Have you tried installing "Google Translate" on your One X? I'm not sure what the S 4 gives you above that. Nobody seems to mention it in the reviews.
Translate sounds marvelously useful on the face of it. Until you give it some though.... The most likely and useful place to use it would be while holidaying in some foreign land, ask it "which way to the beach" and it can translate it for a helpful local to point you in the correct direction. But... when you're on holiday you'll have to rely on the hefty data roaming charges it will inevitable rack up to talk to the translation servers.
Sensible travelers would swap SIMs upon arriving and use a local prepaid system (pay for a short stint, use it, then toss it away as you leave). Rates may vary, but they're likely better than international roaming.
@Charles 9 - I hear that a lot, but know of no-one who does it, lest I'd be having to text people "I'll be on +34 123 4565 19 for the next 2 weeks if you want to reach me.." Or forever swapping SIM cards back and forth depending on whether I want *my* expensive phoneline, or *a* cheap phoneline.
You're talking to one. I did it for a three-week stint, and it worked out nicely, and despite a number of international calls and texts (not to mention a generous data allowance) the final damage wasn't all that significant.
That's where O2's TuGo app comes in handy.
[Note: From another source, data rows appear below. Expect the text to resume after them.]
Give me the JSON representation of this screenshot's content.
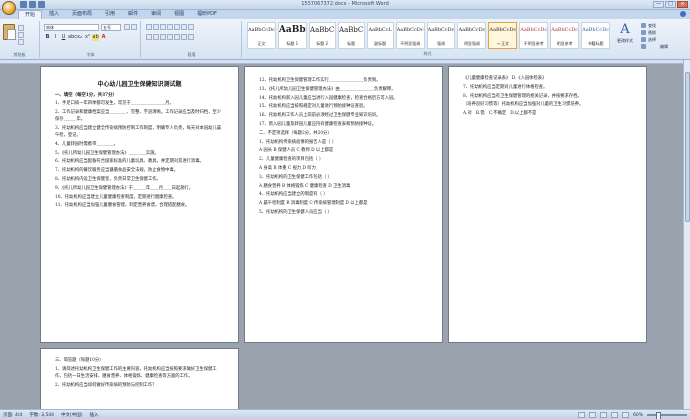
{
  "window": {
    "title": "1557067372.docx - Microsoft Word",
    "controls": [
      "—",
      "□",
      "×"
    ]
  },
  "tabs": [
    "开始",
    "插入",
    "页面布局",
    "引用",
    "邮件",
    "审阅",
    "视图",
    "福昕PDF"
  ],
  "ribbon": {
    "font_name": "宋体",
    "font_size": "五号",
    "styles": [
      {
        "sample": "AaBbCcDc",
        "name": "正文",
        "kind": "sm"
      },
      {
        "sample": "AaBb",
        "name": "标题 1",
        "kind": "h"
      },
      {
        "sample": "AaBbC",
        "name": "标题 2",
        "kind": ""
      },
      {
        "sample": "AaBbC",
        "name": "标题",
        "kind": ""
      },
      {
        "sample": "AaBbCcL",
        "name": "副标题",
        "kind": "sm"
      },
      {
        "sample": "AaBbCcDc",
        "name": "不明显强调",
        "kind": "sm"
      },
      {
        "sample": "AaBbCcDc",
        "name": "强调",
        "kind": "sm"
      },
      {
        "sample": "AaBbCcDc",
        "name": "明显强调",
        "kind": "sm"
      },
      {
        "sample": "AaBbCcDc",
        "name": "→ 正文",
        "kind": "sm sel"
      },
      {
        "sample": "AaBbCcDc",
        "name": "不明显参考",
        "kind": "sm red"
      },
      {
        "sample": "AaBbCcDc",
        "name": "明显参考",
        "kind": "sm red"
      },
      {
        "sample": "AaBbCcDc",
        "name": "书籍标题",
        "kind": "sm blue"
      }
    ],
    "groups": [
      "剪贴板",
      "字体",
      "段落",
      "样式",
      "编辑"
    ],
    "change_styles": "更改样式",
    "edit": [
      "查找",
      "替换",
      "选择"
    ]
  },
  "pages": [
    {
      "title": "中心幼儿园卫生保健知识测试题",
      "section": "一、填空（每空1分，共37分）",
      "lines": [
        "1、手足口病一年四季都可发生，常见于＿＿＿＿＿＿＿＿月。",
        "2、工作记录和健康档案应当＿＿＿＿、完整、字迹清晰。工作记录应当及时归档，至少保存＿＿＿年。",
        "3、托幼机构应当建立健全传染病预防控制工作制度，明确专人负责，每天对本园幼儿晨午检，登记。",
        "4、儿童转园时需携带＿＿＿＿。",
        "5、《托儿所幼儿园卫生保健管理办法》＿＿＿＿实施。",
        "6、托幼机构应当配备符合国家标准的儿童玩具、教具，并定期对其进行消毒。",
        "7、托幼机构的餐饮服务应当遵循食品安全法规，防止食物中毒。",
        "8、托幼机构内设卫生保健室，负责日常卫生保健工作。",
        "9、《托儿所幼儿园卫生保健管理办法》于＿＿＿年＿＿月＿＿日起施行。",
        "10、托幼机构应当建立儿童健康检查制度，定期进行健康检查。",
        "11、托幼机构应当加强儿童膳食管理，制定营养食谱，合理搭配膳食。"
      ]
    },
    {
      "lines": [
        "12、托幼机构卫生保健管理工作实行＿＿＿＿＿＿＿＿负责制。",
        "13、《托儿所幼儿园卫生保健管理办法》由＿＿＿＿＿＿＿＿负责解释。",
        "14、托幼机构新入园儿童应当进行入园健康检查，检查合格后方可入园。",
        "15、托幼机构应当按照规定对儿童进行预防接种证查验。",
        "16、托幼机构工作人员上岗前必须经过卫生保健专业知识培训。",
        "17、新入园儿童及转园儿童应持有健康检查表和预防接种证。",
        "二、不定项选择（每题2分，共20分）",
        "1、托幼机构传染病疫情的报告人是（ ）",
        "A 园长 B 保健人员 C 教师 D 以上都是",
        "2、儿童健康检查的项目包括（ ）",
        "A 身高 B 体重 C 视力 D 听力",
        "3、托幼机构的卫生保健工作包括（ ）",
        "A 膳食营养 B 体格锻炼 C 健康检查 D 卫生消毒",
        "4、托幼机构应当建立的制度有（ ）",
        "A 晨午检制度 B 消毒制度 C 传染病管理制度 D 以上都是",
        "5、托幼机构的卫生保健人员应当（ ）"
      ]
    },
    {
      "lines": [
        "《儿童健康检查记录表》 D.《入园体检表》",
        "7、托幼机构应当定期对儿童进行体格检查。",
        "8、托幼机构应当有卫生保健管理的相关记录，并按要求存档。",
        "（培养良好习惯等）托幼机构应当加强对儿童的卫生习惯培养。",
        "A.对   B.错   C.不确定   D.以上都不是",
        "",
        "",
        "",
        "",
        "",
        "",
        "",
        "",
        "",
        "",
        "",
        ""
      ]
    },
    {
      "lines": [
        "三、简答题（每题10分）",
        "1、请简述托幼机构卫生保健工作的主要内容，托幼机构应当按照要求做好卫生保健工作，包括一日生活安排、膳食营养、体格锻炼、健康检查等方面的工作。",
        "2、托幼机构应当如何做好传染病的预防与控制工作？"
      ]
    }
  ],
  "status": {
    "page": "页面: 4/4",
    "words": "字数: 3,544",
    "lang": "中文(中国)",
    "mode": "插入",
    "zoom": "60%"
  }
}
If your local SIM has a reasonable data allowance, then you can make and receive calls on your UK number for the same cost as in the UK. If you have that, then you probably don't need to worry about voice minutes or texts at all on your local SIM, and you can just go for the one with the cheapest data.
Biting the hand that feeds IT © 1998–2017